When calculating the depreciation of an asset, it is common to use an accelerated depreciation calculation, in which the calculated value of an asset is reduced by a larger amount during the first period of its lifetime, and smaller amounts during subsequent periods.
One of the most popular accelerated depreciation methods is the Double DecliningBalance Method, in which the straightline depreciation rate is doubled. A useful example of this is provided on the Wikipedia depreciation page
The Excel VDB function allows you to specify a factor to multiply the straight line depreciation by, although the function uses the Double DecliningBalance Method by default.
The Excel VDB function calculates the depreciation of an asset, using the Double Declining Balance Method, or another specified depreciation rate, for a specified period (including partial periods).
The syntax of the function is:
where the arguments are as follows:
cost    The initial cost of the asset.  
salvage    The value of the asset at the end of the depreciation.  
life    The number of periods over which the asset is to be depreciated.  
start_period    The starting period for which you want to calculate the depreciation.  
end_period    The ending period for which you want to calculate the depreciation.  
[factor]    An optional argument that is used to specify the rate of depreciation. If the [factor] argument is omitted from the function it takes on the default value of 2 (specifying the double declining depreciation method)  
[no_switch]    An optional logical argument that specifies whether the method should switch to straight line depreciation when depreciation is greater than the declining balance calculation. Possible values are:
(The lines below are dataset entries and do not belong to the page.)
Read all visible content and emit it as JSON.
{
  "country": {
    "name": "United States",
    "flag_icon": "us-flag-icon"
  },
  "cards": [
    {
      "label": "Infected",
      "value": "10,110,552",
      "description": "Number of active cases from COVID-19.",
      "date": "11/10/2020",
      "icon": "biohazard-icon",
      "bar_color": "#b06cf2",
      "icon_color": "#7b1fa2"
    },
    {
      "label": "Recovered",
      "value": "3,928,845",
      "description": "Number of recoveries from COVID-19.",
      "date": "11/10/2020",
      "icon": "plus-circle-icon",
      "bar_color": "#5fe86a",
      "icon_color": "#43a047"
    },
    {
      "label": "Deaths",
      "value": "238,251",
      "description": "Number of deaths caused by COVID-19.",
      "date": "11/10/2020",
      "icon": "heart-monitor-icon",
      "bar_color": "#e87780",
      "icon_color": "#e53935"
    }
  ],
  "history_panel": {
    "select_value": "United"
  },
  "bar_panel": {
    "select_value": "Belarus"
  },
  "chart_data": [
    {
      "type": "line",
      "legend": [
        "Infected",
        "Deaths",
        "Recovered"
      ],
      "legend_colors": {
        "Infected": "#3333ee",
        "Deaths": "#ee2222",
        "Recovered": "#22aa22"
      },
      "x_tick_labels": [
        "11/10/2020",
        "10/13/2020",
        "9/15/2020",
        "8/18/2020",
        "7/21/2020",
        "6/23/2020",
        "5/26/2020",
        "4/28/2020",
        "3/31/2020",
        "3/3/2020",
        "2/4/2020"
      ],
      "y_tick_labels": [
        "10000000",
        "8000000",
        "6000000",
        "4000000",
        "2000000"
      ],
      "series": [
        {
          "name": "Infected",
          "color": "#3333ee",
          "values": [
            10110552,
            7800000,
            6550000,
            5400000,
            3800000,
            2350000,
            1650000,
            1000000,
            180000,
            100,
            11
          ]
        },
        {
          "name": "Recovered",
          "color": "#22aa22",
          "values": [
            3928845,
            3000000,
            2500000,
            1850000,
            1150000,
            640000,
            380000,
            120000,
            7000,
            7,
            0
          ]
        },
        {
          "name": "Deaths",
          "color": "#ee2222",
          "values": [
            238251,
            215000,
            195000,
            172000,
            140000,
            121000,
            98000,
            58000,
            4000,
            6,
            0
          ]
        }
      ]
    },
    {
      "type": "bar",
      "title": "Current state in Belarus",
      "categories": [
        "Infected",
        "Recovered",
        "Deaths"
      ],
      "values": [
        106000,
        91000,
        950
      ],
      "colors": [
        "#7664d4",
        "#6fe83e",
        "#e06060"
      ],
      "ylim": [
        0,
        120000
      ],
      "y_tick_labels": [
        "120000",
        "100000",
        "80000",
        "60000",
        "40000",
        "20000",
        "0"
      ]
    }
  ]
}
Formulas:
 
Results:

In the the above spreadsheet on the right, the VDB function uses the double declining depreciation method to calculate the depreciation during different periods, of an asset that costs $10,000 at the start of year 1, and has a salvage value of $1,000 after 5 years.
Note that the sum of the depreciations from year 1, years 2 & 3, and years 4 & 5 add up to $9,000, so the asset value at the end of year 5 is,
which, as expected, is the specified salvage value.
Note also, that, as the [factor] and [no_switch] arguments are omitted from the examples, these arguments take the default values of 2 and FALSE respectively.
Formulas:
 
Results:

If you wish to use the VDB function to find the depreciation for a partial period, you can supply the life, start_period and end_period arguments as a number of months.
This is shown in the above spreadsheet on the right. The life argument of 5 years is equal to 60 months.
In order to the calculate depreciation during the first month, the start_period and end_period are set to 0 and 1 respectively.
Similarly, if you want to calculate depreciation during the first six months, this can be done by setting the start_period and end_period to 0 and 6 respectively.
See the Microsoft Office website for further information and examples of the Excel VDB function.
If you get an error from the Excel VDB Function, this is likely to be one of the following:
#NUM!    Occurs if either:

#VALUE!    Occurs if any of the supplied arguments are nonnumeric.